SALT LAKE CITY – Utah has the second-largest gender wage gap in the country, with women earning just 71 cents to a man’s dollar, compared to the national average of 80 cents.
Utah is second to Louisiana in terms of the highest gender wage gap in the country. In Louisiana, women earn 68 cents for every dollar earned by their male colleagues.
April 2 marks Equal Pay Day, a symbolic day dedicated to raising awareness of the gender wage gap issue.
Regardless of the industry you work in, one thing holds true across the board and country – if you are a woman, you are probably earning less than your male counterpart.
“Utah is not sitting pretty in terms of the gender wage gap,” said Anne Burkholder, the CEO of YWCA Utah. “If Utah continues to have a reputation for not paying women as much as men, that’s going to make us a less attractive place,”
Department of Workforce Services economist Hope Morrow said two major components contribute to the gender wage gap in Utah: career choice and motherhood.
“We see a lot of women that choose specific occupations and a lot of men that choose other occupations and those occupations that men choose tend to be on the higher wage spectrum,” Morrow said. “In Utah specifically we see women somewhere in their 20s or 30s leave the workforce to bear children, and then when they return to the workforce, they’ve sort of missed out on that period of their career."
YWCA Utah, a female empowerment group, believes the gap in pay is doing more harm than people realize.
“It has an impact on [women’s] lifetime earnings, it has an impact on their retirement, but it also has an impact on their families in terms of what they’re able to bring in,” said Burkholder. “I think if people understood what kind of impact it had on their own families, on their own daughters, on their own wives, they might take it a little bit more seriously."
The gap can be closed through things like policy change on a state and local level, as well as change within individual companies.
“I think Utah is in its own process and we’ll get there when we get there,” Morrow said.
However, policy change is a lengthy process, and businesses are not required to ensure fair wages.
“It will be well into the 22nd century at our current rates before that gap is closed,” Burkholder said.
The Salt Lake Chamber released a statement Tuesday saying:
“Utah leads the nation in economic growth, and yet in 2019, we still top the list of states with the highest gender wage gap.

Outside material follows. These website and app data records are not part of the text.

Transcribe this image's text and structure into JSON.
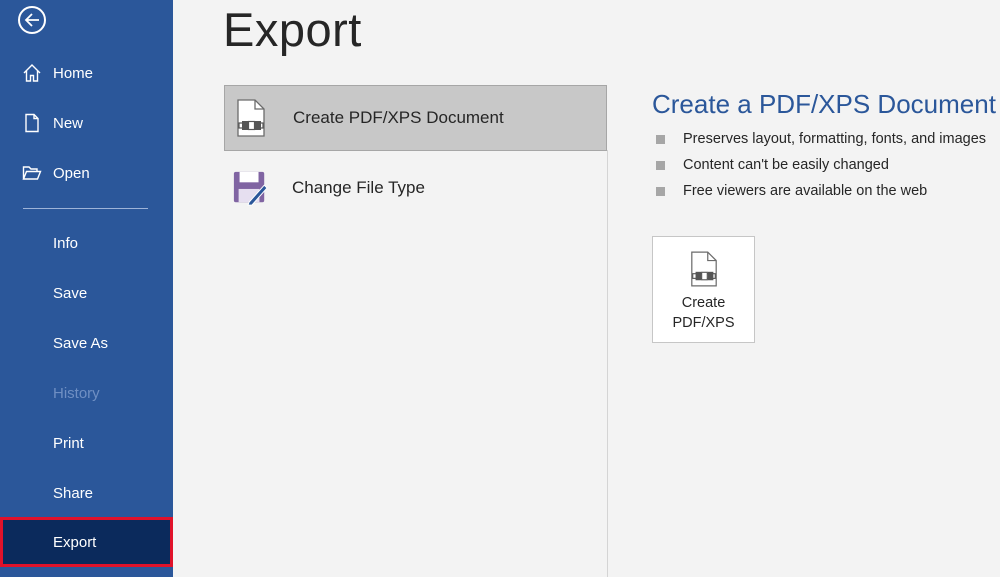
{
  "sidebar": {
    "back_icon": "arrow-left-circle-icon",
    "items": [
      {
        "label": "Home",
        "icon": "home-icon"
      },
      {
        "label": "New",
        "icon": "new-document-icon"
      },
      {
        "label": "Open",
        "icon": "folder-open-icon"
      },
      {
        "label": "Info"
      },
      {
        "label": "Save"
      },
      {
        "label": "Save As"
      },
      {
        "label": "History",
        "state": "disabled"
      },
      {
        "label": "Print"
      },
      {
        "label": "Share"
      },
      {
        "label": "Export",
        "state": "selected"
      }
    ],
    "accent_color": "#2b579a",
    "selected_color": "#0b2a5c",
    "highlight_border_color": "#e0122a"
  },
  "main": {
    "title": "Export",
    "options": [
      {
        "label": "Create PDF/XPS Document",
        "icon": "pdf-document-icon",
        "selected": true
      },
      {
        "label": "Change File Type",
        "icon": "save-as-file-icon",
        "selected": false
      }
    ]
  },
  "detail": {
    "title": "Create a PDF/XPS Document",
    "bullets": [
      "Preserves layout, formatting, fonts, and images",
      "Content can't be easily changed",
      "Free viewers are available on the web"
    ],
    "button_line1": "Create",
    "button_line2": "PDF/XPS",
    "button_icon": "pdf-document-icon"
  }
}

Today, on Equal Pay Day, the Salt Lake Chamber once again calls on Utah's business community to make the conscious decision to evaluate and address the gender wage gap within their own organizations,” said Derek Miller, president and CEO of the Salt Lake Chamber and Downtown Alliance. “Our business community has the opportunity to lead out on this issue and show Utahns, and the nation, that we value equal pay for equal work. we have the power to correct the problem. “